At least 80 die in Afghan Suicide Bombing

A horrific attack in Afghanistan at a dog fight of all places has killed at least 80 people and wounded dozens more.

It's the worst suicide attack since 2001:

A prominent militia commander who stood up against the Taliban was killed in the attack and officials said he may have been the target.

Several hundred people, including Afghan militia leaders, had gathered to watch the competition on the western edge of the southern city of Kandahar. Witnesses reported gunfire from bodyguards after the blast but it was not immediately clear how many of the casualties might have been caused by bullets.

Kandahar Gov. Asadullah Khalid said 80 people had been killed in the attack. Abdullah Fahim, a Health Ministry spokesman, said 70 were wounded. Khalid blamed the attack on "the enemy of Afghanistan," which typically means the Taliban.

The attack's apparent target, Abdul Hakim Jan, served as a commander of an auxiliary police force, a government-backed security force made of area tribesmen that is often shorthand for a local militia operating with government approval.
The Taliban is denying responsibility for the attack. This may be true or, they could be trying to deflect attention from themselves due to the horrific body count. Another possibility is an independent operation by al-Qaeda who would see the death of Jan as one more opportunity to destablize the government.

Kandahar province is the responsibility of the Canadian contingent of NATO troops. Overall, the Canucks have done a spectacular job of securing the province and rebuilding infrastructure with their crack Kandahar Provincial Reconstruction Teams (KPRT). But they could use some help. What this attack shows is  that until NATO countries like Germany and France start committing troops to the fight rather than guarding the airport, Canada will have its hands full. 
 
A horrific attack in Afghanistan at a dog fight of all places has killed at least 80 people and wounded dozens more.

It's the worst suicide attack since 2001:

A prominent militia commander who stood up against the Taliban was killed in the attack and officials said he may have been the target.

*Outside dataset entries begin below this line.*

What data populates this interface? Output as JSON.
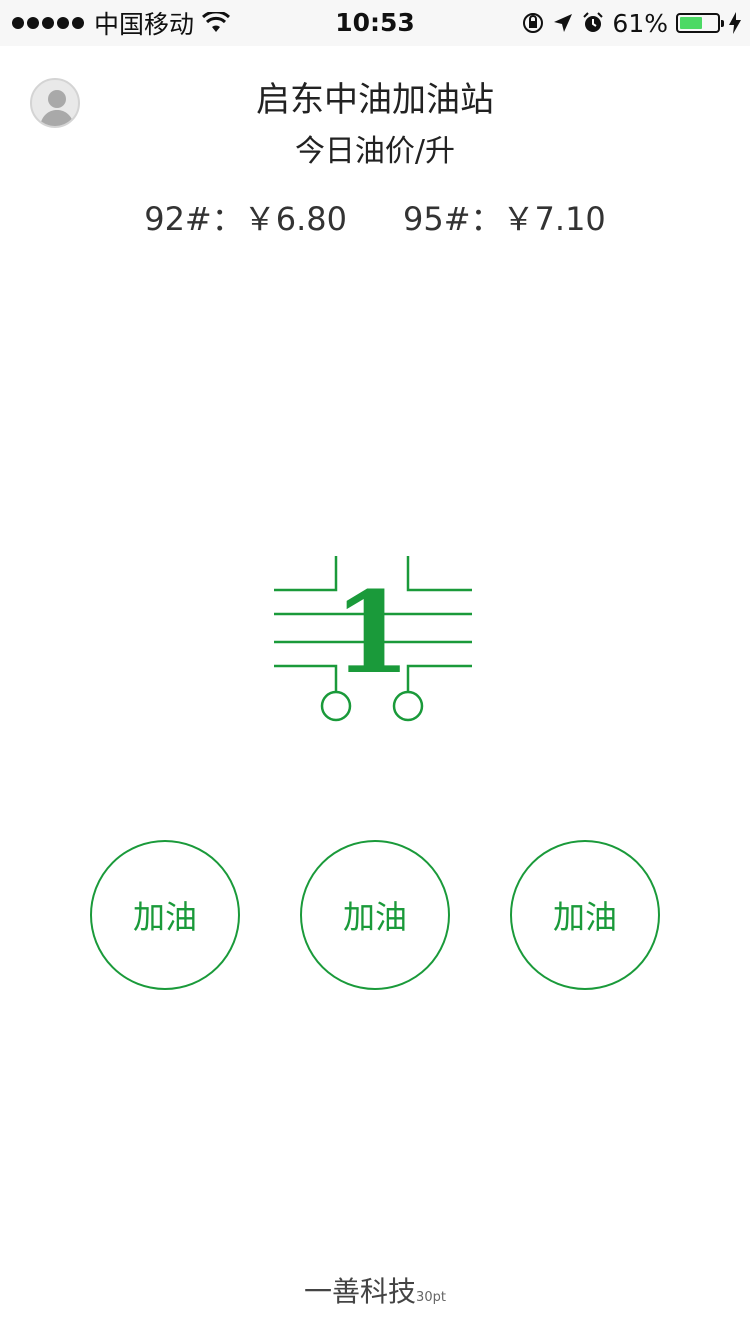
{
  "status_bar": {
    "carrier": "中国移动",
    "time": "10:53",
    "battery_percent": "61%",
    "battery_level": 0.61,
    "icons": [
      "signal-dots-icon",
      "wifi-icon",
      "orientation-lock-icon",
      "location-arrow-icon",
      "alarm-icon",
      "battery-icon",
      "charging-bolt-icon"
    ]
  },
  "header": {
    "station_name": "启东中油加油站",
    "price_title": "今日油价/升",
    "prices": [
      {
        "label": "92#：￥6.80"
      },
      {
        "label": "95#：￥7.10"
      }
    ]
  },
  "logo": {
    "digit": "1",
    "color": "#1a9a3a"
  },
  "buttons": [
    {
      "label": "加油"
    },
    {
      "label": "加油"
    },
    {
      "label": "加油"
    }
  ],
  "footer": {
    "brand": "一善科技",
    "note": "30pt"
  },
  "colors": {
    "accent": "#1a9a3a",
    "status_bar_bg": "#f7f7f7",
    "battery_fill": "#4cd964"
  }
}
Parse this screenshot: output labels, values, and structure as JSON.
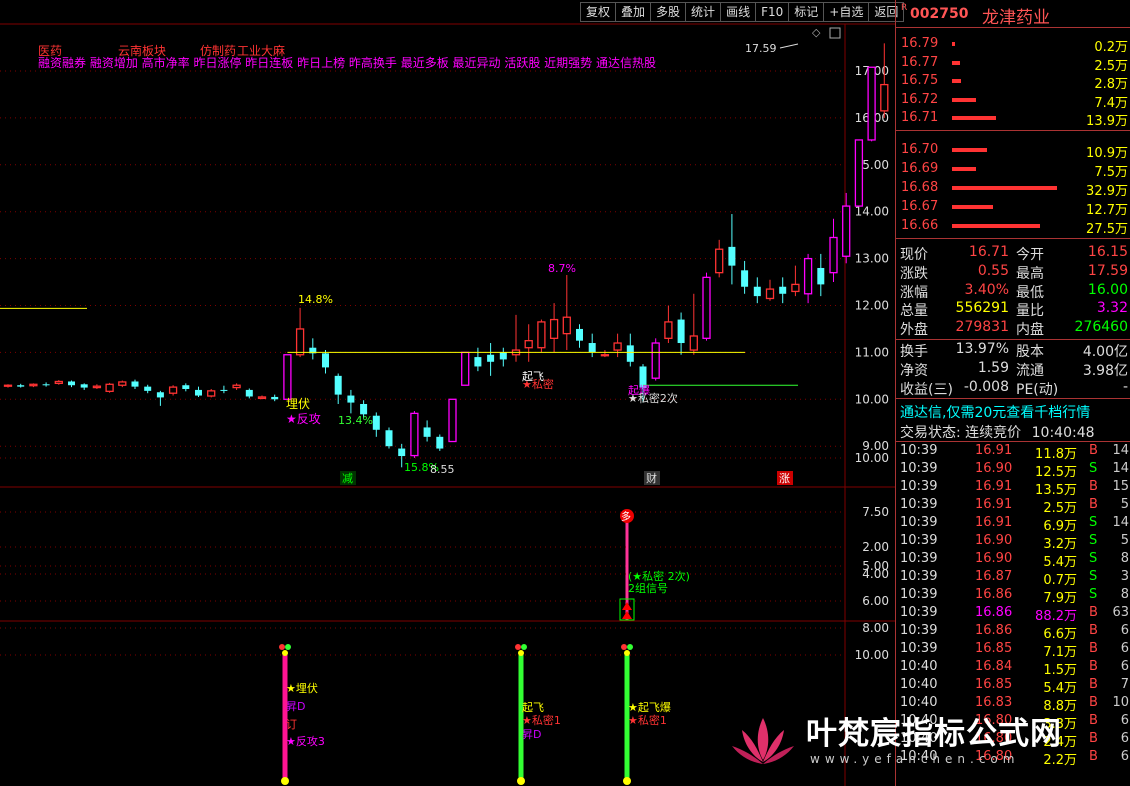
{
  "toolbar": {
    "items": [
      "复权",
      "叠加",
      "多股",
      "统计",
      "画线",
      "F10",
      "标记",
      "+自选",
      "返回"
    ]
  },
  "stock": {
    "r": "R",
    "code": "002750",
    "name": "龙津药业"
  },
  "colors": {
    "up": "#ff3333",
    "down": "#54ffff",
    "magenta": "#ff00ff",
    "yellow": "#ffff00",
    "green": "#33ff33",
    "grid": "#7f0000"
  },
  "concepts": {
    "row1": [
      "医药",
      "云南板块",
      "仿制药",
      "工业大麻"
    ],
    "row2": "融资融券 融资增加 高市净率 昨日涨停 昨日连板 昨日上榜 昨高换手 最近多板 最近异动 活跃股 近期强势 通达信热股"
  },
  "main_axis": {
    "labels": [
      "17.00",
      "16.00",
      "15.00",
      "14.00",
      "13.00",
      "12.00",
      "11.00",
      "10.00",
      "9.00"
    ]
  },
  "ind1_axis": {
    "labels": [
      "10.00",
      "7.50",
      "5.00"
    ]
  },
  "ind2_axis": {
    "labels": [
      "10.00",
      "8.00",
      "6.00",
      "4.00",
      "2.00"
    ]
  },
  "chart_data": {
    "type": "candlestick",
    "ylim": [
      8.55,
      17.59
    ],
    "candles": [
      [
        10.28,
        10.3,
        10.25,
        10.32
      ],
      [
        10.3,
        10.27,
        10.25,
        10.33
      ],
      [
        10.29,
        10.32,
        10.26,
        10.34
      ],
      [
        10.32,
        10.3,
        10.27,
        10.36
      ],
      [
        10.34,
        10.38,
        10.31,
        10.41
      ],
      [
        10.38,
        10.3,
        10.26,
        10.4
      ],
      [
        10.32,
        10.25,
        10.2,
        10.34
      ],
      [
        10.25,
        10.28,
        10.22,
        10.32
      ],
      [
        10.17,
        10.32,
        10.14,
        10.35
      ],
      [
        10.3,
        10.37,
        10.26,
        10.4
      ],
      [
        10.38,
        10.27,
        10.22,
        10.42
      ],
      [
        10.27,
        10.18,
        10.13,
        10.31
      ],
      [
        10.15,
        10.04,
        9.86,
        10.18
      ],
      [
        10.13,
        10.26,
        10.08,
        10.3
      ],
      [
        10.3,
        10.22,
        10.17,
        10.34
      ],
      [
        10.2,
        10.08,
        10.05,
        10.27
      ],
      [
        10.07,
        10.18,
        10.04,
        10.22
      ],
      [
        10.2,
        10.18,
        10.13,
        10.29
      ],
      [
        10.25,
        10.3,
        10.2,
        10.34
      ],
      [
        10.2,
        10.06,
        10.02,
        10.23
      ],
      [
        10.02,
        10.05,
        10.0,
        10.08
      ],
      [
        10.05,
        10.0,
        9.96,
        10.1
      ],
      [
        10.0,
        10.95,
        10.0,
        10.95
      ],
      [
        10.95,
        11.5,
        10.9,
        11.95
      ],
      [
        11.1,
        10.98,
        10.85,
        11.3
      ],
      [
        10.98,
        10.68,
        10.55,
        11.05
      ],
      [
        10.5,
        10.1,
        9.9,
        10.55
      ],
      [
        10.08,
        9.93,
        9.7,
        10.2
      ],
      [
        9.9,
        9.68,
        9.6,
        9.98
      ],
      [
        9.65,
        9.35,
        9.2,
        9.72
      ],
      [
        9.34,
        9.0,
        8.95,
        9.4
      ],
      [
        8.95,
        8.79,
        8.55,
        9.05
      ],
      [
        8.8,
        9.7,
        8.75,
        9.75
      ],
      [
        9.4,
        9.2,
        9.1,
        9.55
      ],
      [
        9.2,
        8.95,
        8.9,
        9.25
      ],
      [
        9.1,
        10.0,
        9.1,
        10.0
      ],
      [
        10.3,
        11.0,
        10.3,
        11.0
      ],
      [
        10.9,
        10.7,
        10.6,
        11.1
      ],
      [
        10.95,
        10.8,
        10.5,
        11.2
      ],
      [
        11.0,
        10.85,
        10.7,
        11.1
      ],
      [
        10.95,
        11.05,
        10.8,
        11.8
      ],
      [
        11.1,
        11.25,
        10.8,
        11.6
      ],
      [
        11.1,
        11.65,
        11.0,
        11.7
      ],
      [
        11.3,
        11.7,
        11.0,
        12.05
      ],
      [
        11.4,
        11.75,
        11.05,
        12.65
      ],
      [
        11.5,
        11.25,
        11.1,
        11.6
      ],
      [
        11.2,
        11.0,
        10.9,
        11.4
      ],
      [
        10.95,
        10.95,
        10.9,
        11.05
      ],
      [
        11.05,
        11.2,
        10.9,
        11.4
      ],
      [
        11.15,
        10.8,
        10.7,
        11.4
      ],
      [
        10.7,
        10.25,
        9.93,
        10.75
      ],
      [
        10.45,
        11.2,
        10.4,
        11.3
      ],
      [
        11.3,
        11.65,
        11.2,
        12.0
      ],
      [
        11.7,
        11.2,
        10.95,
        11.85
      ],
      [
        11.05,
        11.35,
        10.95,
        12.25
      ],
      [
        11.3,
        12.6,
        11.25,
        12.7
      ],
      [
        12.7,
        13.2,
        12.6,
        13.4
      ],
      [
        13.25,
        12.85,
        12.45,
        13.95
      ],
      [
        12.75,
        12.4,
        12.25,
        12.95
      ],
      [
        12.4,
        12.2,
        12.05,
        12.6
      ],
      [
        12.15,
        12.35,
        12.1,
        12.55
      ],
      [
        12.4,
        12.25,
        12.05,
        12.6
      ],
      [
        12.3,
        12.45,
        12.2,
        12.85
      ],
      [
        12.25,
        13.0,
        12.05,
        13.1
      ],
      [
        12.8,
        12.45,
        12.2,
        13.1
      ],
      [
        12.7,
        13.45,
        12.5,
        13.85
      ],
      [
        13.05,
        14.12,
        12.9,
        14.4
      ],
      [
        14.12,
        15.53,
        14.12,
        15.53
      ],
      [
        15.53,
        17.08,
        15.5,
        17.08
      ],
      [
        16.15,
        16.71,
        16.0,
        17.59
      ]
    ],
    "annotations": [
      "17.59",
      "14.8%",
      "13.4%",
      "15.8%",
      "8.55",
      "8.7%",
      "埋伏",
      "★反攻",
      "起飞",
      "★私密",
      "起爆",
      "★私密2次",
      "减",
      "财",
      "涨"
    ],
    "levels": [
      11.0,
      10.3
    ]
  },
  "ind1": {
    "badge": "多",
    "signal_text": "(★私密 2次)",
    "group_text": "2组信号"
  },
  "ind2": {
    "g1": [
      "★埋伏",
      "昇D",
      "订",
      "★反攻3"
    ],
    "g2": [
      "起飞",
      "★私密1",
      "昇D"
    ],
    "g3": [
      "★起飞爆",
      "★私密1"
    ]
  },
  "orderbook": {
    "asks": [
      [
        "16.79",
        "0.2万",
        0.6
      ],
      [
        "16.77",
        "2.5万",
        7.6
      ],
      [
        "16.75",
        "2.8万",
        8.5
      ],
      [
        "16.72",
        "7.4万",
        22.5
      ],
      [
        "16.71",
        "13.9万",
        42.2
      ]
    ],
    "bids": [
      [
        "16.70",
        "10.9万",
        33.1
      ],
      [
        "16.69",
        "7.5万",
        22.8
      ],
      [
        "16.68",
        "32.9万",
        100
      ],
      [
        "16.67",
        "12.7万",
        38.6
      ],
      [
        "16.66",
        "27.5万",
        83.6
      ]
    ]
  },
  "quote": [
    [
      "现价",
      "16.71",
      "今开",
      "16.15",
      "#f44",
      "#f44"
    ],
    [
      "涨跌",
      "0.55",
      "最高",
      "17.59",
      "#f44",
      "#f44"
    ],
    [
      "涨幅",
      "3.40%",
      "最低",
      "16.00",
      "#f44",
      "#0f0"
    ],
    [
      "总量",
      "556291",
      "量比",
      "3.32",
      "#ff0",
      "#f0f"
    ],
    [
      "外盘",
      "279831",
      "内盘",
      "276460",
      "#f44",
      "#0f0"
    ]
  ],
  "quote2": [
    [
      "换手",
      "13.97%",
      "股本",
      "4.00亿",
      "#ddd",
      "#ddd"
    ],
    [
      "净资",
      "1.59",
      "流通",
      "3.98亿",
      "#ddd",
      "#ddd"
    ],
    [
      "收益(三)",
      "-0.008",
      "PE(动)",
      "-",
      "#ddd",
      "#ddd"
    ]
  ],
  "notice": "通达信,仅需20元查看千档行情",
  "status": {
    "label": "交易状态: 连续竞价",
    "time": "10:40:48"
  },
  "trades": [
    [
      "10:39",
      "16.91",
      "11.8万",
      "B",
      "14"
    ],
    [
      "10:39",
      "16.90",
      "12.5万",
      "S",
      "14"
    ],
    [
      "10:39",
      "16.91",
      "13.5万",
      "B",
      "15"
    ],
    [
      "10:39",
      "16.91",
      "2.5万",
      "B",
      "5"
    ],
    [
      "10:39",
      "16.91",
      "6.9万",
      "S",
      "14"
    ],
    [
      "10:39",
      "16.90",
      "3.2万",
      "S",
      "5"
    ],
    [
      "10:39",
      "16.90",
      "5.4万",
      "S",
      "8"
    ],
    [
      "10:39",
      "16.87",
      "0.7万",
      "S",
      "3"
    ],
    [
      "10:39",
      "16.86",
      "7.9万",
      "S",
      "8"
    ],
    [
      "10:39",
      "16.86",
      "88.2万",
      "B",
      "63"
    ],
    [
      "10:39",
      "16.86",
      "6.6万",
      "B",
      "6"
    ],
    [
      "10:39",
      "16.85",
      "7.1万",
      "B",
      "6"
    ],
    [
      "10:40",
      "16.84",
      "1.5万",
      "B",
      "6"
    ],
    [
      "10:40",
      "16.85",
      "5.4万",
      "B",
      "7"
    ],
    [
      "10:40",
      "16.83",
      "8.8万",
      "B",
      "10"
    ],
    [
      "10:40",
      "16.80",
      "3.3万",
      "B",
      "6"
    ],
    [
      "10:40",
      "16.80",
      "2.4万",
      "B",
      "6"
    ],
    [
      "10:40",
      "16.80",
      "2.2万",
      "B",
      "6"
    ]
  ],
  "watermark": {
    "title": "叶梵宸指标公式网",
    "url": "www.yefanchen.com"
  }
}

Several hundred people, including Afghan militia leaders, had gathered to watch the competition on the western edge of the southern city of Kandahar. Witnesses reported gunfire from bodyguards after the blast but it was not immediately clear how many of the casualties might have been caused by bullets.

Kandahar Gov. Asadullah Khalid said 80 people had been killed in the attack. Abdullah Fahim, a Health Ministry spokesman, said 70 were wounded. Khalid blamed the attack on "the enemy of Afghanistan," which typically means the Taliban.

The attack's apparent target, Abdul Hakim Jan, served as a commander of an auxiliary police force, a government-backed security force made of area tribesmen that is often shorthand for a local militia operating with government approval.
The Taliban is denying responsibility for the attack. This may be true or, they could be trying to deflect attention from themselves due to the horrific body count. Another possibility is an independent operation by al-Qaeda who would see the death of Jan as one more opportunity to destablize the government.

Kandahar province is the responsibility of the Canadian contingent of NATO troops. Overall, the Canucks have done a spectacular job of securing the province and rebuilding infrastructure with their crack Kandahar Provincial Reconstruction Teams (KPRT). But they could use some help. What this attack shows is  that until NATO countries like Germany and France start committing troops to the fight rather than guarding the airport, Canada will have its hands full.